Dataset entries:
━━━━━━━━━━━━━━━━
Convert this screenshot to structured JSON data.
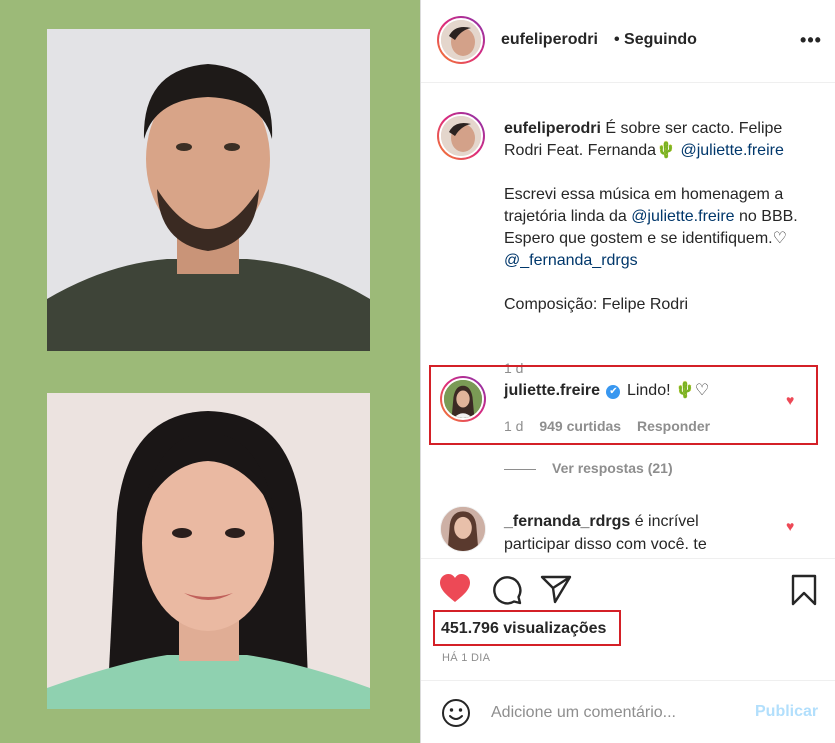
{
  "post": {
    "author": "eufeliperodri",
    "follow_status": "• Seguindo",
    "more_icon": "more-options-icon",
    "more_glyph": "•••"
  },
  "caption": {
    "username": "eufeliperodri",
    "line1": " É sobre ser cacto. Felipe Rodri Feat. Fernanda",
    "cactus": "🌵",
    "mention1": "@juliette.freire",
    "paragraph2_a": "Escrevi essa música em homenagem a trajetória linda da ",
    "mention2": "@juliette.freire",
    "paragraph2_b": " no BBB. Espero que gostem e se identifiquem.",
    "heart": "♡",
    "mention3": "@_fernanda_rdrgs",
    "paragraph3": "Composição: Felipe Rodri",
    "time": "1 d"
  },
  "comment1": {
    "username": "juliette.freire",
    "verified": "✔",
    "text": "Lindo! ",
    "cactus": "🌵",
    "heart": "♡",
    "time": "1 d",
    "likes": "949 curtidas",
    "reply": "Responder"
  },
  "view_replies": "Ver respostas (21)",
  "comment2": {
    "username": "_fernanda_rdrgs",
    "text": " é incrível participar disso com você. te"
  },
  "like_heart": "♥",
  "stats": {
    "views": "451.796 visualizações",
    "date": "HÁ 1 DIA"
  },
  "composer": {
    "placeholder": "Adicione um comentário...",
    "publish": "Publicar"
  },
  "colors": {
    "media_bg": "#9cba78",
    "like_red": "#ed4956",
    "highlight_red": "#d42027",
    "mention_blue": "#00376b",
    "publish_disabled": "#b2dffc"
  }
}
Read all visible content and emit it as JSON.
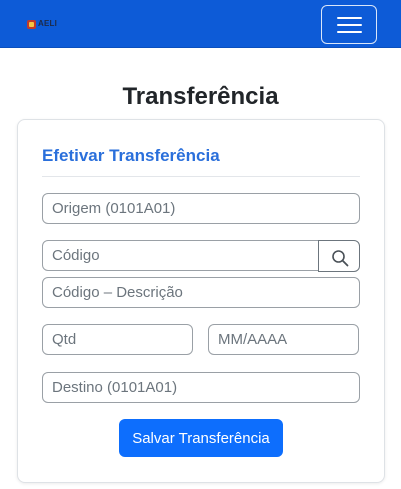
{
  "navbar": {
    "brand_text": "AELI",
    "brand_sub": "",
    "toggle_icon": "hamburger-menu-icon",
    "color": "#0d5bd7"
  },
  "page": {
    "title": "Transferência"
  },
  "card": {
    "title": "Efetivar Transferência",
    "title_color": "#2a6fdb"
  },
  "form": {
    "origem": {
      "value": "",
      "placeholder": "Origem (0101A01)"
    },
    "codigo": {
      "value": "",
      "placeholder": "Código"
    },
    "search_icon": "search-icon",
    "descricao": {
      "value": "",
      "placeholder": "Código – Descrição"
    },
    "qtd": {
      "value": "",
      "placeholder": "Qtd"
    },
    "mes_ano": {
      "value": "",
      "placeholder": "MM/AAAA"
    },
    "destino": {
      "value": "",
      "placeholder": "Destino (0101A01)"
    },
    "save_label": "Salvar Transferência",
    "save_color": "#0d6efd"
  }
}
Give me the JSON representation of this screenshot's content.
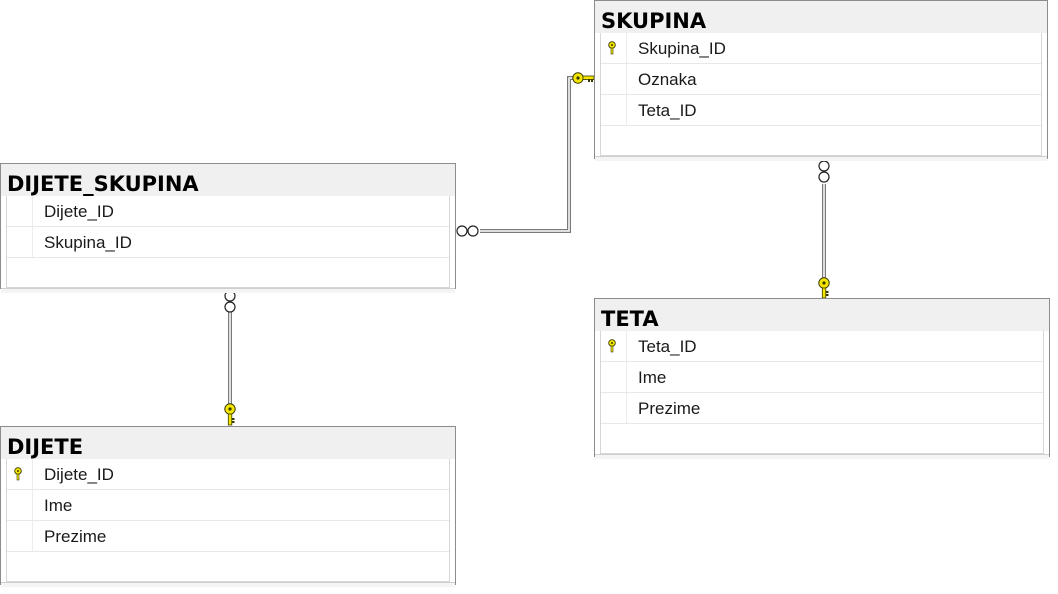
{
  "tables": {
    "dijete_skupina": {
      "title": "DIJETE_SKUPINA",
      "columns": [
        {
          "name": "Dijete_ID",
          "primary_key": false
        },
        {
          "name": "Skupina_ID",
          "primary_key": false
        }
      ]
    },
    "skupina": {
      "title": "SKUPINA",
      "columns": [
        {
          "name": "Skupina_ID",
          "primary_key": true
        },
        {
          "name": "Oznaka",
          "primary_key": false
        },
        {
          "name": "Teta_ID",
          "primary_key": false
        }
      ]
    },
    "teta": {
      "title": "TETA",
      "columns": [
        {
          "name": "Teta_ID",
          "primary_key": true
        },
        {
          "name": "Ime",
          "primary_key": false
        },
        {
          "name": "Prezime",
          "primary_key": false
        }
      ]
    },
    "dijete": {
      "title": "DIJETE",
      "columns": [
        {
          "name": "Dijete_ID",
          "primary_key": true
        },
        {
          "name": "Ime",
          "primary_key": false
        },
        {
          "name": "Prezime",
          "primary_key": false
        }
      ]
    }
  },
  "relationships": [
    {
      "from": "dijete_skupina",
      "to": "skupina",
      "from_end": "many",
      "to_end": "key"
    },
    {
      "from": "dijete_skupina",
      "to": "dijete",
      "from_end": "many",
      "to_end": "key"
    },
    {
      "from": "skupina",
      "to": "teta",
      "from_end": "many",
      "to_end": "key"
    }
  ],
  "colors": {
    "key_yellow": "#f5e600",
    "border": "#8c8c8c",
    "header_bg": "#f0f0f0"
  },
  "icons": {
    "primary_key": "key-icon",
    "many_end": "infinity-icon"
  }
}
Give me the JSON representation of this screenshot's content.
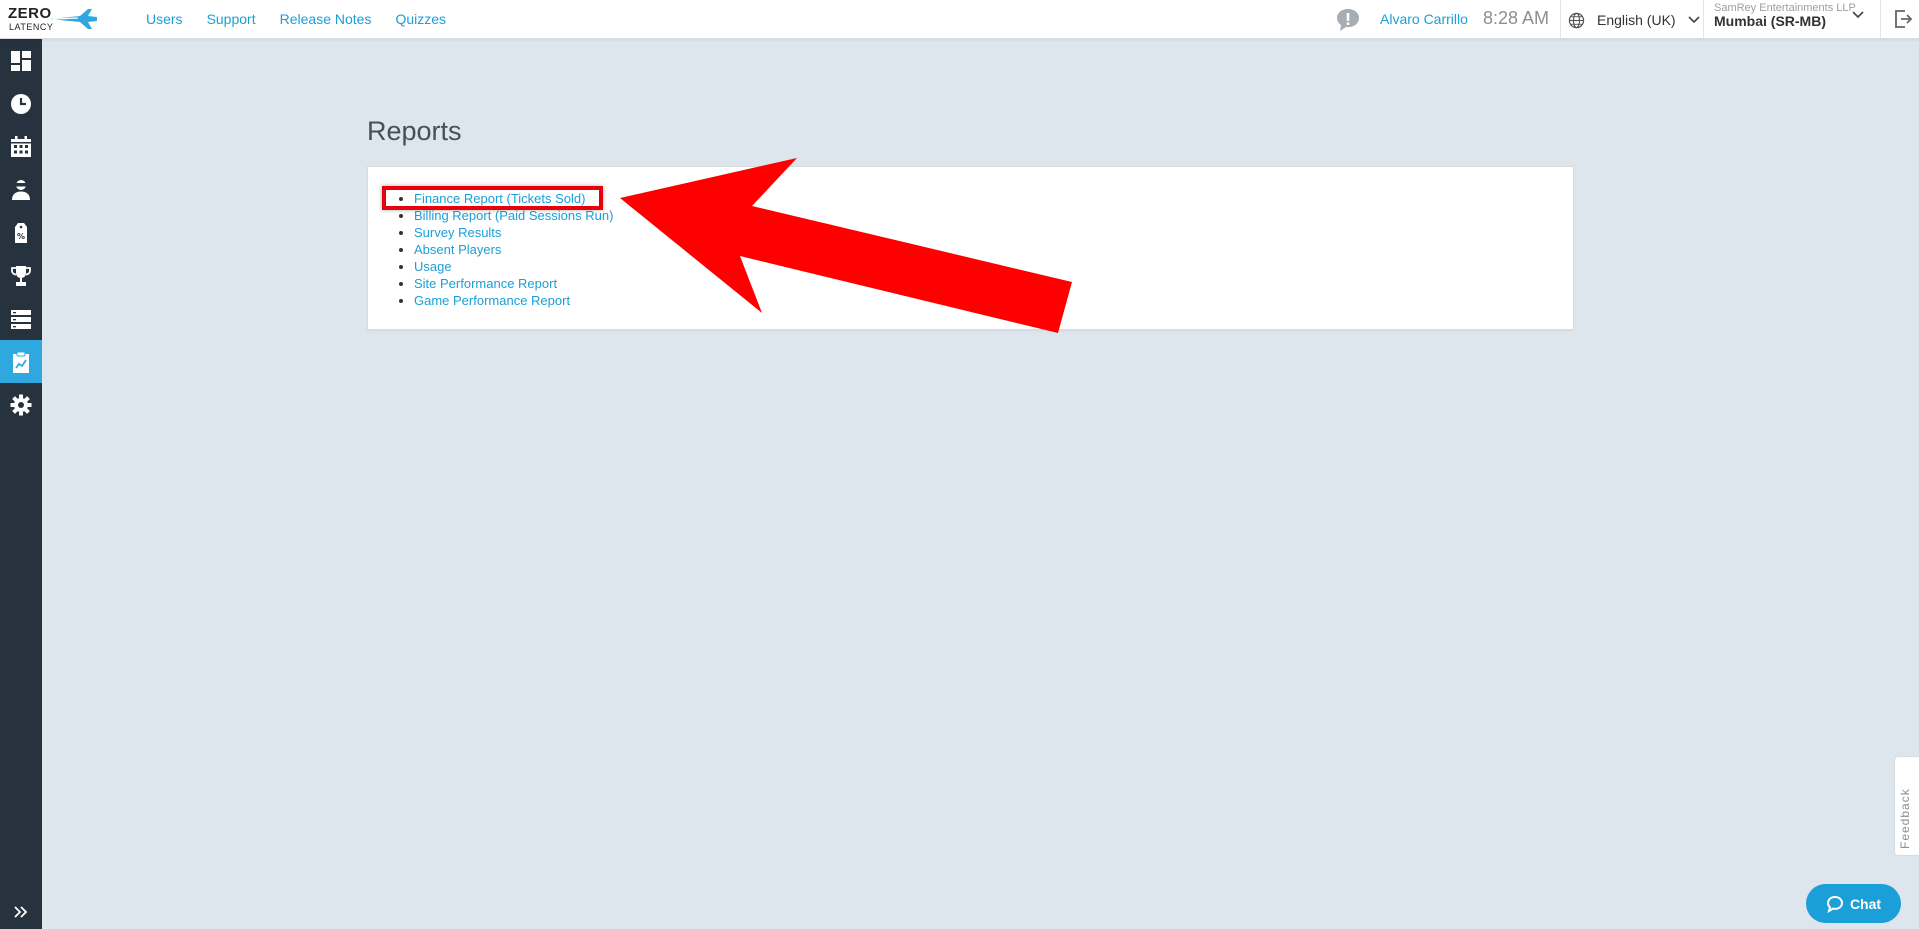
{
  "brand": {
    "line1": "ZERO",
    "line2": "LATENCY"
  },
  "nav": [
    {
      "label": "Users"
    },
    {
      "label": "Support"
    },
    {
      "label": "Release Notes"
    },
    {
      "label": "Quizzes"
    }
  ],
  "header": {
    "user_name": "Alvaro Carrillo",
    "time": "8:28 AM",
    "language": "English (UK)",
    "company": "SamRey Entertainments LLP",
    "site": "Mumbai (SR-MB)"
  },
  "sidebar": {
    "items": [
      {
        "icon": "dashboard-icon"
      },
      {
        "icon": "clock-icon"
      },
      {
        "icon": "calendar-icon"
      },
      {
        "icon": "player-icon"
      },
      {
        "icon": "discount-tag-icon"
      },
      {
        "icon": "trophy-icon"
      },
      {
        "icon": "server-icon"
      },
      {
        "icon": "reports-clipboard-icon",
        "active": true
      },
      {
        "icon": "gear-icon"
      }
    ],
    "expand_icon": "double-chevron-right-icon"
  },
  "main": {
    "title": "Reports",
    "reports": [
      {
        "label": "Finance Report (Tickets Sold)"
      },
      {
        "label": "Billing Report (Paid Sessions Run)"
      },
      {
        "label": "Survey Results"
      },
      {
        "label": "Absent Players"
      },
      {
        "label": "Usage"
      },
      {
        "label": "Site Performance Report"
      },
      {
        "label": "Game Performance Report"
      }
    ]
  },
  "feedback_label": "Feedback",
  "chat_label": "Chat",
  "colors": {
    "accent": "#1a9fd8",
    "sidebar": "#26323d",
    "annotation": "#e8000b",
    "background": "#dde6ed"
  }
}
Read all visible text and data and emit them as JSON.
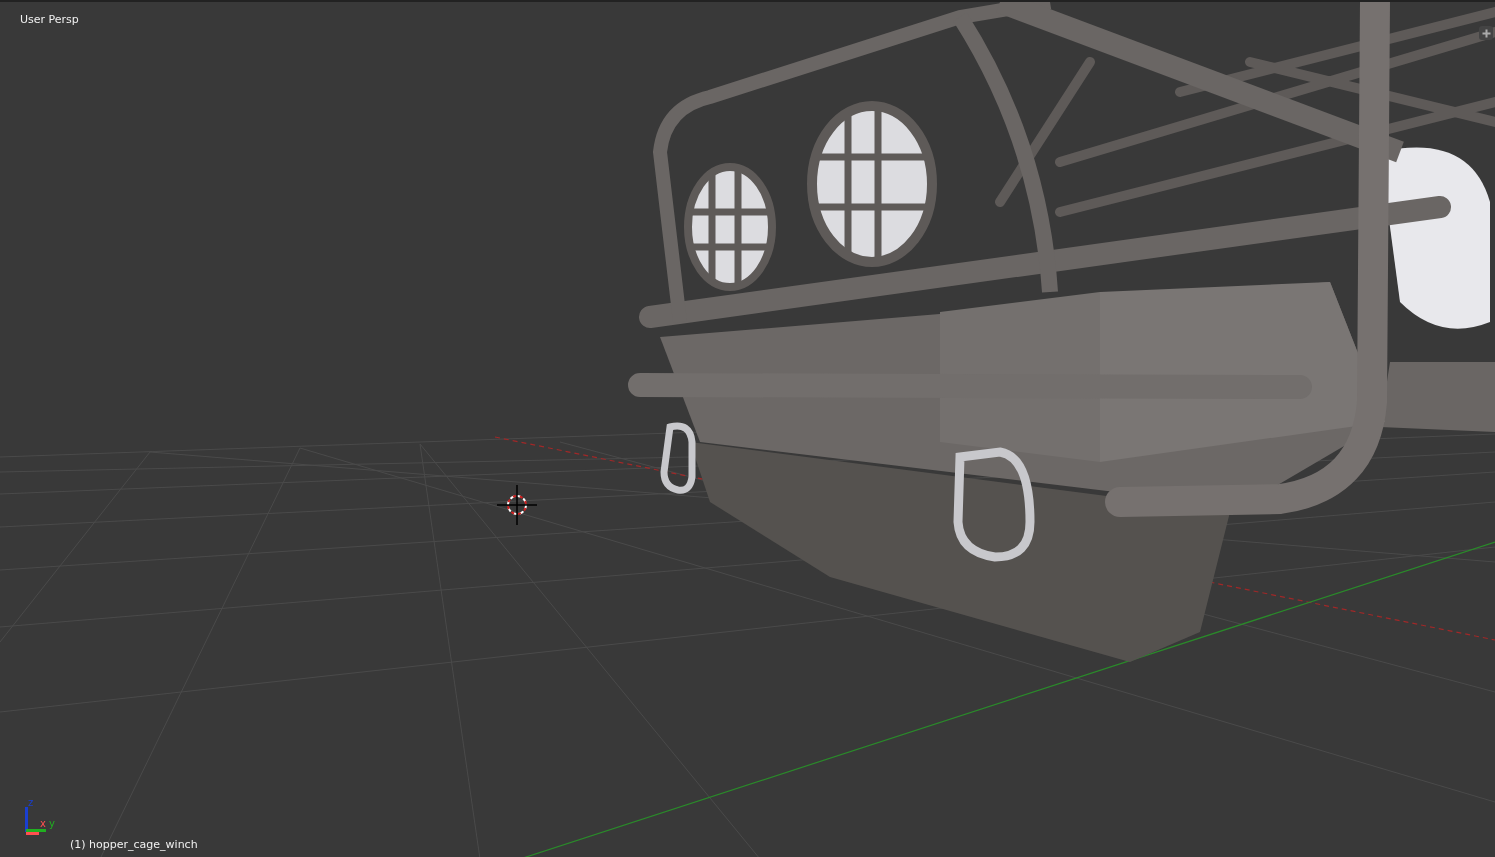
{
  "viewport": {
    "view_label": "User Persp",
    "object_label": "(1) hopper_cage_winch",
    "axes": [
      {
        "label": "z",
        "color": "#1a3fd0"
      },
      {
        "label": "x",
        "color": "#ff5050"
      },
      {
        "label": "y",
        "color": "#20b020"
      }
    ]
  }
}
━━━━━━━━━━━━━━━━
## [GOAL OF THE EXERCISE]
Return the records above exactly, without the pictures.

## [RESULT OF THE EXERCISE]
Convert this screenshot to structured JSON data.
{
  "post": {
    "author": "eufeliperodri",
    "follow_status": "• Seguindo",
    "more_icon": "more-options-icon",
    "more_glyph": "•••"
  },
  "caption": {
    "username": "eufeliperodri",
    "line1": " É sobre ser cacto. Felipe Rodri Feat. Fernanda",
    "cactus": "🌵",
    "mention1": "@juliette.freire",
    "paragraph2_a": "Escrevi essa música em homenagem a trajetória linda da ",
    "mention2": "@juliette.freire",
    "paragraph2_b": " no BBB. Espero que gostem e se identifiquem.",
    "heart": "♡",
    "mention3": "@_fernanda_rdrgs",
    "paragraph3": "Composição: Felipe Rodri",
    "time": "1 d"
  },
  "comment1": {
    "username": "juliette.freire",
    "verified": "✔",
    "text": "Lindo! ",
    "cactus": "🌵",
    "heart": "♡",
    "time": "1 d",
    "likes": "949 curtidas",
    "reply": "Responder"
  },
  "view_replies": "Ver respostas (21)",
  "comment2": {
    "username": "_fernanda_rdrgs",
    "text": " é incrível participar disso com você. te"
  },
  "like_heart": "♥",
  "stats": {
    "views": "451.796 visualizações",
    "date": "HÁ 1 DIA"
  },
  "composer": {
    "placeholder": "Adicione um comentário...",
    "publish": "Publicar"
  },
  "colors": {
    "media_bg": "#9cba78",
    "like_red": "#ed4956",
    "highlight_red": "#d42027",
    "mention_blue": "#00376b",
    "publish_disabled": "#b2dffc"
  }
}
Read all visible content and emit it as JSON.
{
  "navbar": {
    "brand_text": "AELI",
    "brand_sub": "",
    "toggle_icon": "hamburger-menu-icon",
    "color": "#0d5bd7"
  },
  "page": {
    "title": "Transferência"
  },
  "card": {
    "title": "Efetivar Transferência",
    "title_color": "#2a6fdb"
  },
  "form": {
    "origem": {
      "value": "",
      "placeholder": "Origem (0101A01)"
    },
    "codigo": {
      "value": "",
      "placeholder": "Código"
    },
    "search_icon": "search-icon",
    "descricao": {
      "value": "",
      "placeholder": "Código – Descrição"
    },
    "qtd": {
      "value": "",
      "placeholder": "Qtd"
    },
    "mes_ano": {
      "value": "",
      "placeholder": "MM/AAAA"
    },
    "destino": {
      "value": "",
      "placeholder": "Destino (0101A01)"
    },
    "save_label": "Salvar Transferência",
    "save_color": "#0d6efd"
  }
}
Give me the JSON representation of this screenshot's content.
{
  "tables": {
    "dijete_skupina": {
      "title": "DIJETE_SKUPINA",
      "columns": [
        {
          "name": "Dijete_ID",
          "primary_key": false
        },
        {
          "name": "Skupina_ID",
          "primary_key": false
        }
      ]
    },
    "skupina": {
      "title": "SKUPINA",
      "columns": [
        {
          "name": "Skupina_ID",
          "primary_key": true
        },
        {
          "name": "Oznaka",
          "primary_key": false
        },
        {
          "name": "Teta_ID",
          "primary_key": false
        }
      ]
    },
    "teta": {
      "title": "TETA",
      "columns": [
        {
          "name": "Teta_ID",
          "primary_key": true
        },
        {
          "name": "Ime",
          "primary_key": false
        },
        {
          "name": "Prezime",
          "primary_key": false
        }
      ]
    },
    "dijete": {
      "title": "DIJETE",
      "columns": [
        {
          "name": "Dijete_ID",
          "primary_key": true
        },
        {
          "name": "Ime",
          "primary_key": false
        },
        {
          "name": "Prezime",
          "primary_key": false
        }
      ]
    }
  },
  "relationships": [
    {
      "from": "dijete_skupina",
      "to": "skupina",
      "from_end": "many",
      "to_end": "key"
    },
    {
      "from": "dijete_skupina",
      "to": "dijete",
      "from_end": "many",
      "to_end": "key"
    },
    {
      "from": "skupina",
      "to": "teta",
      "from_end": "many",
      "to_end": "key"
    }
  ],
  "colors": {
    "key_yellow": "#f5e600",
    "border": "#8c8c8c",
    "header_bg": "#f0f0f0"
  },
  "icons": {
    "primary_key": "key-icon",
    "many_end": "infinity-icon"
  }
}
Give me the JSON representation of this screenshot's content.
{
  "brand": {
    "line1": "ZERO",
    "line2": "LATENCY"
  },
  "nav": [
    {
      "label": "Users"
    },
    {
      "label": "Support"
    },
    {
      "label": "Release Notes"
    },
    {
      "label": "Quizzes"
    }
  ],
  "header": {
    "user_name": "Alvaro Carrillo",
    "time": "8:28 AM",
    "language": "English (UK)",
    "company": "SamRey Entertainments LLP",
    "site": "Mumbai (SR-MB)"
  },
  "sidebar": {
    "items": [
      {
        "icon": "dashboard-icon"
      },
      {
        "icon": "clock-icon"
      },
      {
        "icon": "calendar-icon"
      },
      {
        "icon": "player-icon"
      },
      {
        "icon": "discount-tag-icon"
      },
      {
        "icon": "trophy-icon"
      },
      {
        "icon": "server-icon"
      },
      {
        "icon": "reports-clipboard-icon",
        "active": true
      },
      {
        "icon": "gear-icon"
      }
    ],
    "expand_icon": "double-chevron-right-icon"
  },
  "main": {
    "title": "Reports",
    "reports": [
      {
        "label": "Finance Report (Tickets Sold)"
      },
      {
        "label": "Billing Report (Paid Sessions Run)"
      },
      {
        "label": "Survey Results"
      },
      {
        "label": "Absent Players"
      },
      {
        "label": "Usage"
      },
      {
        "label": "Site Performance Report"
      },
      {
        "label": "Game Performance Report"
      }
    ]
  },
  "feedback_label": "Feedback",
  "chat_label": "Chat",
  "colors": {
    "accent": "#1a9fd8",
    "sidebar": "#26323d",
    "annotation": "#e8000b",
    "background": "#dde6ed"
  }
}
Read all visible text and data and emit them as JSON.
{
  "viewport": {
    "view_label": "User Persp",
    "object_label": "(1) hopper_cage_winch",
    "axes": [
      {
        "label": "z",
        "color": "#1a3fd0"
      },
      {
        "label": "x",
        "color": "#ff5050"
      },
      {
        "label": "y",
        "color": "#20b020"
      }
    ]
  }
}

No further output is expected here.